The solar system is full of giant asteroids hurtling around, and even though space is big and mostly empty, there’s a decent chance that some of those asteroids are on a collision course with the Earth. If a large enough asteroid hits the Earth in the right spot, it could wipe out millions of people, which is why it’s so important to learn how to prevent asteroid impacts.
Over the next decade, both NASA and the European Space Agency (ESA) will take the first steps toward a defensive plan against asteroids. NASA will launch their DART probe in 2022, which will crash into a nearby asteroid in an attempt to change its trajectory. And in 2026, ESA will .

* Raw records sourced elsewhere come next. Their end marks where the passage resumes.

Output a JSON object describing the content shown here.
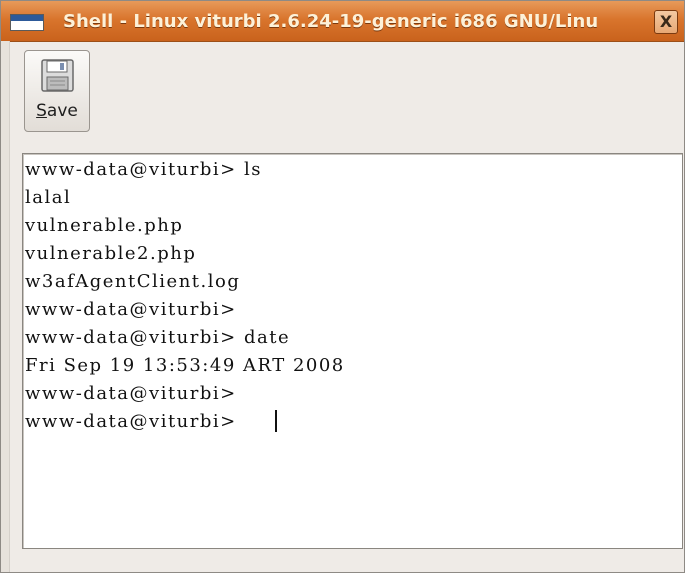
{
  "window": {
    "title": "Shell - Linux viturbi 2.6.24-19-generic i686 GNU/Linu",
    "close_glyph": "X"
  },
  "toolbar": {
    "save_mnemonic": "S",
    "save_rest": "ave"
  },
  "terminal": {
    "lines": [
      "www-data@viturbi> ls",
      "lalal",
      "vulnerable.php",
      "vulnerable2.php",
      "w3afAgentClient.log",
      "www-data@viturbi>",
      "www-data@viturbi> date",
      "Fri Sep 19 13:53:49 ART 2008",
      "www-data@viturbi>",
      "www-data@viturbi> "
    ]
  },
  "colors": {
    "titlebar": "#d9752d",
    "window_bg": "#efebe7",
    "terminal_bg": "#ffffff",
    "text": "#111111"
  },
  "icons": {
    "window_icon": "terminal-window-icon",
    "save_icon": "floppy-disk-icon",
    "close_icon": "close-icon"
  }
}
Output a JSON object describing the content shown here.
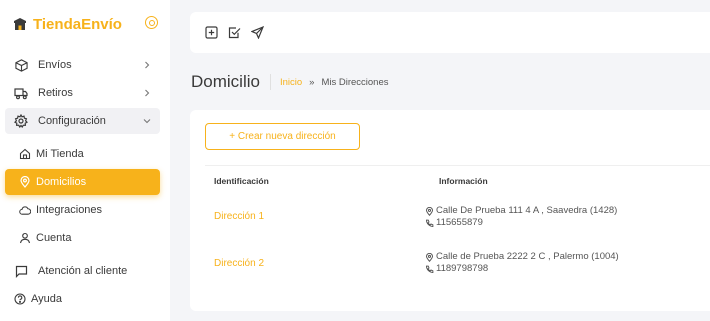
{
  "brand": {
    "name": "TiendaEnvío"
  },
  "nav": {
    "envios": "Envíos",
    "retiros": "Retiros",
    "configuracion": "Configuración",
    "mi_tienda": "Mi Tienda",
    "domicilios": "Domicilios",
    "integraciones": "Integraciones",
    "cuenta": "Cuenta",
    "atencion": "Atención al cliente",
    "ayuda": "Ayuda"
  },
  "page": {
    "title": "Domicilio",
    "breadcrumb_home": "Inicio",
    "breadcrumb_separator": "»",
    "breadcrumb_current": "Mis Direcciones"
  },
  "card": {
    "create_button": "+ Crear nueva dirección",
    "columns": {
      "id": "Identificación",
      "info": "Información"
    },
    "rows": [
      {
        "id": "Dirección 1",
        "address": "Calle De Prueba 111 4 A , Saavedra (1428)",
        "phone": "115655879"
      },
      {
        "id": "Dirección 2",
        "address": "Calle de Prueba 2222 2 C , Palermo (1004)",
        "phone": "1189798798"
      }
    ]
  },
  "colors": {
    "accent": "#f7b21b",
    "background": "#f4f5f8",
    "surface": "#ffffff"
  },
  "icons": [
    "shop-icon",
    "settings-ring-icon",
    "box-icon",
    "truck-icon",
    "gear-icon",
    "home-icon",
    "pin-icon",
    "cloud-icon",
    "user-icon",
    "chat-icon",
    "help-icon",
    "plus-square-icon",
    "check-square-icon",
    "send-icon",
    "phone-icon"
  ]
}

ESA’s Hera probe will launch to a binary pair of asteroids that regularly pass close to the Earth. This binary pair consists of one large asteroid, nicknamed Didymos, and one smaller asteroid, nicknamed Didymoon. Around 25 percent of the asteroids in the solar system are binary pairs like Didymos and its companion, but none have ever been visited by a spacecraft before.

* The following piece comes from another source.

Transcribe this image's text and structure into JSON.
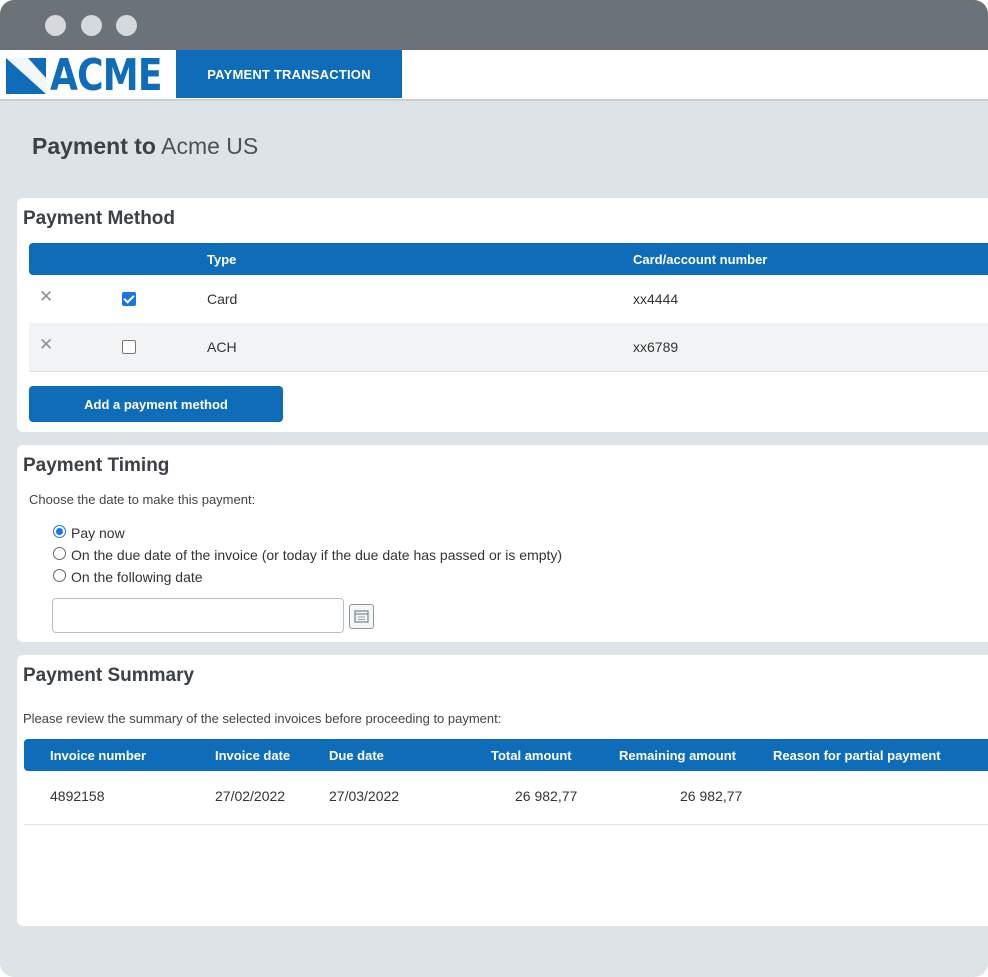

When Hera arrives at these asteroids, they will already have been altered by the DART impact in 2022. As part of its mission, Hera will study the impact crater and the changes to the asteroid’s orbit. In addition, Hera will map out the smaller of the two asteroids in high detail using lidar technology.

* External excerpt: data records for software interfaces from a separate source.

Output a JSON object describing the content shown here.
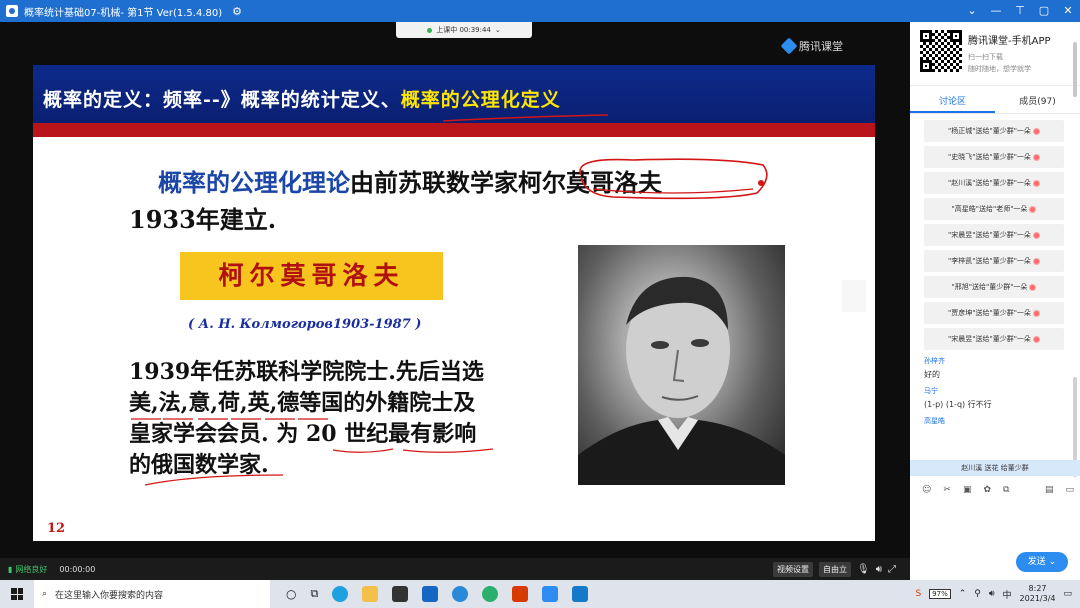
{
  "window": {
    "title": "概率统计基础07-机械- 第1节 Ver(1.5.4.80)",
    "controls": [
      "⌄",
      "—",
      "⊤",
      "▢",
      "✕"
    ]
  },
  "stage": {
    "status_text": "上课中 00:39:44",
    "status_chevron": "⌄",
    "brand": "腾讯课堂"
  },
  "slide": {
    "heading_prefix": "概率的定义：频率--》概率的统计定义、",
    "heading_highlight": "概率的公理化定义",
    "line1_blue": "概率的公理化理论",
    "line1_black": "由前苏联数学家",
    "line1_name": "柯尔莫哥洛夫",
    "line2": "1933年建立.",
    "name_box": "柯尔莫哥洛夫",
    "russian": "( А. Н.  Колмогоров1903-1987 )",
    "para_line1": "1939年任苏联科学院院士.先后当选",
    "para_line2_red": "美,法,意,荷,英,德",
    "para_line2_black": "等国的外籍院士及",
    "para_line3": "皇家学会会员. 为 20 世纪最有影响",
    "para_line4": "的俄国数学家.",
    "page_number": "12"
  },
  "stagebar": {
    "network": "网络良好",
    "elapsed": "00:00:00",
    "video_settings": "视频设置",
    "self_stand": "自由立",
    "mic_icon": "microphone-icon",
    "volume_icon": "speaker-icon",
    "fullscreen_icon": "fullscreen-icon"
  },
  "panel": {
    "app_title": "腾讯课堂-手机APP",
    "app_sub1": "扫一扫下载",
    "app_sub2": "随时随地，想学就学",
    "tab_discuss": "讨论区",
    "tab_members": "成员(97)",
    "gifts": [
      "\"杨正城\"送给\"董少群\"一朵",
      "\"史晓飞\"送给\"董少群\"一朵",
      "\"赵川溪\"送给\"董少群\"一朵",
      "\"高星皓\"送给\"老师\"一朵",
      "\"宋晨昱\"送给\"董少群\"一朵",
      "\"李梓凯\"送给\"董少群\"一朵",
      "\"邢旭\"送给\"董少群\"一朵",
      "\"贾彦坤\"送给\"董少群\"一朵",
      "\"宋晨昱\"送给\"董少群\"一朵"
    ],
    "messages": [
      {
        "user": "孙梓齐",
        "text": "好的"
      },
      {
        "user": "马宁",
        "text": "(1-p)   (1-q)   行不行"
      },
      {
        "user": "高星皓",
        "text": ""
      }
    ],
    "toast": "赵川溪 送花 给董少群",
    "send": "发送",
    "send_chevron": "⌄"
  },
  "taskbar": {
    "search_placeholder": "在这里输入你要搜索的内容",
    "battery": "97%",
    "time": "8:27",
    "date": "2021/3/4",
    "ime": "中"
  },
  "colors": {
    "title_bar": "#1f6fd0",
    "slide_header": "#0d2a8a",
    "slide_red_bar": "#b8141a",
    "name_box": "#f7c51e",
    "accent": "#2d8cf0"
  }
}
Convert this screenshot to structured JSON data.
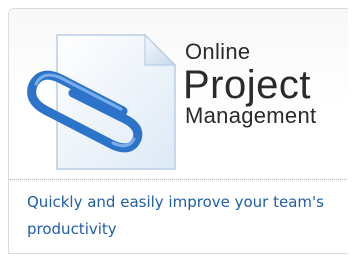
{
  "product": {
    "title_line1": "Online",
    "title_line2": "Project",
    "title_line3": "Management",
    "tagline": "Quickly and easily improve your team's productivity"
  },
  "icons": {
    "document": "document-icon",
    "paperclip": "paperclip-icon"
  },
  "colors": {
    "tagline": "#1f5ea8",
    "title": "#2a2a2a",
    "paperclip": "#2b74c9",
    "document": "#eef4fb"
  }
}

The goal is to pioneer several new methods of surveying asteroids, as some of the traditional methods don’t work in a binary system. For instance, ESA’s earlier Rosetta spacecraft visited a comet named 67P/Churyumov–Gerasimenko, and measured its mass by determining how the comet affected the spacecraft’s orbit. With a binary asteroid pair, however, this technique won’t work because it will be impossible to separate the gravitational effects of the two asteroids.
Instead, Hera will watch the larger of the two asteroids very closely, picking out several distinguishing landmarks and watching how those landmarks shift in response to the other asteroid’s gravity. With this new technique, future missions to binary asteroids will be much more successful.
To top it off, Hera will also carry two small CubeSats, which will be deployed to test various science instruments as well as new communication technologies. Hera will be tasked with communicating with ground stations on Earth as well as its smaller satellite companions as a precursor for potential future deep space missions.
All of this means that Hera will benefit our understanding of binary asteroids along with advancing our planetary defense technology while operating in deep space. It's a lot for one spacecraft to accomplish, but it's almost certainly up for the task.